### Supplied entries
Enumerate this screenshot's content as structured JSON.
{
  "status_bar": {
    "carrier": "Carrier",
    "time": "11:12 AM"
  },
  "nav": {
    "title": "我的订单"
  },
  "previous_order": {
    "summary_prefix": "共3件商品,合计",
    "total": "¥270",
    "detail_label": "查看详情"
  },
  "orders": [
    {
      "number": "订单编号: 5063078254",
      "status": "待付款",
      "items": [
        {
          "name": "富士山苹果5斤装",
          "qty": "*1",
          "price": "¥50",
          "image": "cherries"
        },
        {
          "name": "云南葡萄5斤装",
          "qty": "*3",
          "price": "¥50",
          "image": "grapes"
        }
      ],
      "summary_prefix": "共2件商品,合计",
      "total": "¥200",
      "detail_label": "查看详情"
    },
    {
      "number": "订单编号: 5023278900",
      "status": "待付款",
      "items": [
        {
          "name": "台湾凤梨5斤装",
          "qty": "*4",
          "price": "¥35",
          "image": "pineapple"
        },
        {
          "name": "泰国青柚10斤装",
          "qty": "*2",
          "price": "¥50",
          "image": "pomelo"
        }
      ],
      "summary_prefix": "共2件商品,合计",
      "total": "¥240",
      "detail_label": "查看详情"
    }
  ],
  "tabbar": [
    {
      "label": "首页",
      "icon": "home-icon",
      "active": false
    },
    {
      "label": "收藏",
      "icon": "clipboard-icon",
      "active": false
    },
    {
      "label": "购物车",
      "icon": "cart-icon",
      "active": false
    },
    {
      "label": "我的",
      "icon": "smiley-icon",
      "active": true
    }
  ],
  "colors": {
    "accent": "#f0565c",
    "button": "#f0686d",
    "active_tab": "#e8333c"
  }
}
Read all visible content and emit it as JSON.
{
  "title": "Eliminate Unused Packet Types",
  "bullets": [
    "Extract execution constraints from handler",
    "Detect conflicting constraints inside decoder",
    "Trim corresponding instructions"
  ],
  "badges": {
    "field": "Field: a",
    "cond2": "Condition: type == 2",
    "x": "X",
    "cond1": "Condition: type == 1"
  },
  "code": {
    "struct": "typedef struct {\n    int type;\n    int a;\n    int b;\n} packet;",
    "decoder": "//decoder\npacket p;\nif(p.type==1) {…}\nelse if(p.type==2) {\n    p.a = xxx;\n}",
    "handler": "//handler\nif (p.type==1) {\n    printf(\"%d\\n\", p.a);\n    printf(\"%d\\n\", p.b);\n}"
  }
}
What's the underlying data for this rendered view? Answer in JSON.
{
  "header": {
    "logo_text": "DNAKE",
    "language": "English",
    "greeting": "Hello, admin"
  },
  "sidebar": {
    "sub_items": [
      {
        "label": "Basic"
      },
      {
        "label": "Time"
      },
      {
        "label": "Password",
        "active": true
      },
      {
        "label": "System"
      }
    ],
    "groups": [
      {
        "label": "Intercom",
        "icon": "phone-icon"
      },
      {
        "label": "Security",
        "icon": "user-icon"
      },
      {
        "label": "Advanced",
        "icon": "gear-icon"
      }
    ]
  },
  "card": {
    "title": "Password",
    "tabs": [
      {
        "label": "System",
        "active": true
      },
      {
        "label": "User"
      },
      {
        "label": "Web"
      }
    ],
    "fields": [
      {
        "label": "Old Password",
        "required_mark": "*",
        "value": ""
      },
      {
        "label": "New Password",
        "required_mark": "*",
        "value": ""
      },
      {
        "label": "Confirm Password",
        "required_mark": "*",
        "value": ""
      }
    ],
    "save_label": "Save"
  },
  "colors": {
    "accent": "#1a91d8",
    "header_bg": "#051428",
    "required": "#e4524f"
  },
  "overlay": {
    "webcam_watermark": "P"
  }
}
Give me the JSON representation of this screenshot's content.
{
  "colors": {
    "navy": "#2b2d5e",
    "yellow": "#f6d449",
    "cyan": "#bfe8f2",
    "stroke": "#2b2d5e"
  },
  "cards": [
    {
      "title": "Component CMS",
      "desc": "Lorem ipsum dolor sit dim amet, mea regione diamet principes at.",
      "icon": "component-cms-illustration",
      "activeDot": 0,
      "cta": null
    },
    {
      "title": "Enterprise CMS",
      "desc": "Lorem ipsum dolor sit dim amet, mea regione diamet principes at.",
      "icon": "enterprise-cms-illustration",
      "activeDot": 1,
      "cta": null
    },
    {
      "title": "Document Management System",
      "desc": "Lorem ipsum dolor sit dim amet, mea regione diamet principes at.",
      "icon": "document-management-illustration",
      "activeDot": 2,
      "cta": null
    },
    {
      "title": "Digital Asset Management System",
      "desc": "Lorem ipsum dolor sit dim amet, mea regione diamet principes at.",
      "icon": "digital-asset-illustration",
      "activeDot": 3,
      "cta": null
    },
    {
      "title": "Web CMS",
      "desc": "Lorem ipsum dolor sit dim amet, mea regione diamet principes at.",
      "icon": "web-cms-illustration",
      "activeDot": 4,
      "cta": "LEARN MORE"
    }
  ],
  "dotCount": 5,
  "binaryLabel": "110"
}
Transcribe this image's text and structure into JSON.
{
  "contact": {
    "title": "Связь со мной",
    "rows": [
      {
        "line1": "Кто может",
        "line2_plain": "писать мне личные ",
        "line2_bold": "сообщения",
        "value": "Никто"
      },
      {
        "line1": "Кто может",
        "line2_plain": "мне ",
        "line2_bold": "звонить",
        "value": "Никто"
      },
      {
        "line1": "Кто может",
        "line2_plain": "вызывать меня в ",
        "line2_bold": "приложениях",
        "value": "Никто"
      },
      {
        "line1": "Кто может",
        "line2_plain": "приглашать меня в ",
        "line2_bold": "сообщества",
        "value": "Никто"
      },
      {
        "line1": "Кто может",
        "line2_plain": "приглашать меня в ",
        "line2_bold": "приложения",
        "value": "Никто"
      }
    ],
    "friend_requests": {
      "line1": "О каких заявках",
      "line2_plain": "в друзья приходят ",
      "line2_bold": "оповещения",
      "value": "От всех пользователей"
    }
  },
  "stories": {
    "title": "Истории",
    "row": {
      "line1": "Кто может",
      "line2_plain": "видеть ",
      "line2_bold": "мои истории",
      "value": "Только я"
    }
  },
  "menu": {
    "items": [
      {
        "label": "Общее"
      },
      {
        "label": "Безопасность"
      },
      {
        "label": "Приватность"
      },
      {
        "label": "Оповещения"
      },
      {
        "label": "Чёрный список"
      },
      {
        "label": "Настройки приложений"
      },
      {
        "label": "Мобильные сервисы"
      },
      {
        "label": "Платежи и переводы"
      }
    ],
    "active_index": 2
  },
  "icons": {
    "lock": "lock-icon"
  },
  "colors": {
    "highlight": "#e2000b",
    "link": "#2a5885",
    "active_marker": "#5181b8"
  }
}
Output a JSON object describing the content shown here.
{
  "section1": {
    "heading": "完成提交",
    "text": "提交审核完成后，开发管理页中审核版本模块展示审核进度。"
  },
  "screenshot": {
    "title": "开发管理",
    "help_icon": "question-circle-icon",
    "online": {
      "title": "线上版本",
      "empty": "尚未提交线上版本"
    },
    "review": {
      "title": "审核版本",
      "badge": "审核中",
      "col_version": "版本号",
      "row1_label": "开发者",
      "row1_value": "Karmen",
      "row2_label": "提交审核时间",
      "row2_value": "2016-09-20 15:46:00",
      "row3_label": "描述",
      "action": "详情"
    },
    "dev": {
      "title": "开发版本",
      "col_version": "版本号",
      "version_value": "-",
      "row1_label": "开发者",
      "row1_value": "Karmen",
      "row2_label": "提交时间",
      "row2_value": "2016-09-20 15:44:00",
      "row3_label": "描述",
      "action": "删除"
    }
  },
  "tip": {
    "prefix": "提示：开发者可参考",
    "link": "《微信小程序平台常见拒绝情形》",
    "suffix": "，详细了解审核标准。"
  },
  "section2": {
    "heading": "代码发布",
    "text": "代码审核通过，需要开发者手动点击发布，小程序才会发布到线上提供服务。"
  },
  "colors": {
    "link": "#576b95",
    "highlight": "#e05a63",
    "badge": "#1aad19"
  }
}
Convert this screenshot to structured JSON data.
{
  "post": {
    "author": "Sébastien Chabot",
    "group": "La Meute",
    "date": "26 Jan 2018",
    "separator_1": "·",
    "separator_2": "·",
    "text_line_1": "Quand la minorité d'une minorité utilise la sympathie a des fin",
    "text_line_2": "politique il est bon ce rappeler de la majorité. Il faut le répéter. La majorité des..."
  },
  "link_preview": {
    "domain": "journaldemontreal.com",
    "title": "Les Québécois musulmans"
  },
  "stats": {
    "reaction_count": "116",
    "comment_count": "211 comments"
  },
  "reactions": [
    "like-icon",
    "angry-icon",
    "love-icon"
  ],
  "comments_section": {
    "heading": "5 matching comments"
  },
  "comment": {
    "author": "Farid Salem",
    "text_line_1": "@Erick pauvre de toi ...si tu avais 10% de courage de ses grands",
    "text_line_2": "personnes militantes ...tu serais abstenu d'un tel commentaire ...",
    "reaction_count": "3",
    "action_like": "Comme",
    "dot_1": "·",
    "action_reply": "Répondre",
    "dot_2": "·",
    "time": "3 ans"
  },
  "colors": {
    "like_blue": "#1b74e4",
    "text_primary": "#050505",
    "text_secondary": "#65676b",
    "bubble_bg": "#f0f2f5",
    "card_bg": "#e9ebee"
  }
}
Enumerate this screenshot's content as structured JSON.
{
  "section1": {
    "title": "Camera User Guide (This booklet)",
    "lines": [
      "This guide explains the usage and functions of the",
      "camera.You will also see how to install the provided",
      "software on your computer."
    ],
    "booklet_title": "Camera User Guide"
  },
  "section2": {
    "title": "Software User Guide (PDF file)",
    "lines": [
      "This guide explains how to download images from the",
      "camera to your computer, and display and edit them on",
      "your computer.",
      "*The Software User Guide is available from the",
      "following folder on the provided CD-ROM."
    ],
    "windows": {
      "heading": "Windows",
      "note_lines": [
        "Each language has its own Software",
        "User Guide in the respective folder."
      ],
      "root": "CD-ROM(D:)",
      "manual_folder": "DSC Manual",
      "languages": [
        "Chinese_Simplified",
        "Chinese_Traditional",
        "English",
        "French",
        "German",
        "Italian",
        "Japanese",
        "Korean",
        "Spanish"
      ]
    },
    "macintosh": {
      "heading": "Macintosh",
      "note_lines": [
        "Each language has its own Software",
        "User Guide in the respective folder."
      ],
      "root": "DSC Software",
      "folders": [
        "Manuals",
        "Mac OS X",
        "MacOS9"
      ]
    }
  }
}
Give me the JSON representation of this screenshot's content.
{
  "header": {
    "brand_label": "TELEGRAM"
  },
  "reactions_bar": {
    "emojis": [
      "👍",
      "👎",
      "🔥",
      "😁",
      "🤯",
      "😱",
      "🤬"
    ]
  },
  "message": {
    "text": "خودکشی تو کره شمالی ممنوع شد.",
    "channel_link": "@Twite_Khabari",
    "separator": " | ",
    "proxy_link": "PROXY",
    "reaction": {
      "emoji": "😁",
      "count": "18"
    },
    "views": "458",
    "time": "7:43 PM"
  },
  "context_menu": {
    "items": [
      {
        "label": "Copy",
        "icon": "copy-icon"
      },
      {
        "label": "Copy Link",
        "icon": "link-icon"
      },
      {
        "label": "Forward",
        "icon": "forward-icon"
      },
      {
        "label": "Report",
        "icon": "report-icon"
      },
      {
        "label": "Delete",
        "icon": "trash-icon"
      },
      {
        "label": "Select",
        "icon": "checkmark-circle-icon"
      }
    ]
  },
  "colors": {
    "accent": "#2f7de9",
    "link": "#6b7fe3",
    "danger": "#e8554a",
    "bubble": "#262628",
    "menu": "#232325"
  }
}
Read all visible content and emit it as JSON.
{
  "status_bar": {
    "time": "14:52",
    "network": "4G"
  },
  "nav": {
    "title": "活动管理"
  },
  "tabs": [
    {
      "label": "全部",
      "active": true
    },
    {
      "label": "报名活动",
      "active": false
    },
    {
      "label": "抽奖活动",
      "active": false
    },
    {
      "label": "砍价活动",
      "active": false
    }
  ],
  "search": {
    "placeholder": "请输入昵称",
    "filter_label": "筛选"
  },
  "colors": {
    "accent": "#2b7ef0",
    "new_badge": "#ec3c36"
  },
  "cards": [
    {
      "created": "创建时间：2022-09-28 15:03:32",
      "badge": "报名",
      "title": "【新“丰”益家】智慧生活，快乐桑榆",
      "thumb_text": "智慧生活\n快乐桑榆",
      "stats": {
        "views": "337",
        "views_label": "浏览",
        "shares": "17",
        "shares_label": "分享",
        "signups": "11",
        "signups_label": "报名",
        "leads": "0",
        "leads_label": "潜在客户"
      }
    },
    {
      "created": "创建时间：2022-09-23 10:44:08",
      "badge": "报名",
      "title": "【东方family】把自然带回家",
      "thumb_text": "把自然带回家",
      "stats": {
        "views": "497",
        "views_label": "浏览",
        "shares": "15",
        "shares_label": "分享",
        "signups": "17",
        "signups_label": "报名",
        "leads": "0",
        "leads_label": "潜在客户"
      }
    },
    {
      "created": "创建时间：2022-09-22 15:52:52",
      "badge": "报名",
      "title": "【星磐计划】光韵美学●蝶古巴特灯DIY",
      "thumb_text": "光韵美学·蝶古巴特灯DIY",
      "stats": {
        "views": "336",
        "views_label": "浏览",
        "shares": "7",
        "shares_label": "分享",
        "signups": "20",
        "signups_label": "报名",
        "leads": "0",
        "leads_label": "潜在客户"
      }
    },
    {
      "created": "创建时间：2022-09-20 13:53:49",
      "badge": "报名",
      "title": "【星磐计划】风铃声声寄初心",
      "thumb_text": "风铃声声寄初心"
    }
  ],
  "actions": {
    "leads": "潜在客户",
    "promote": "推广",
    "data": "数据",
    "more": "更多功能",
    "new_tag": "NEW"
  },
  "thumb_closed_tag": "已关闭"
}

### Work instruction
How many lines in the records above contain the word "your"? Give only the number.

### Reply to the task
3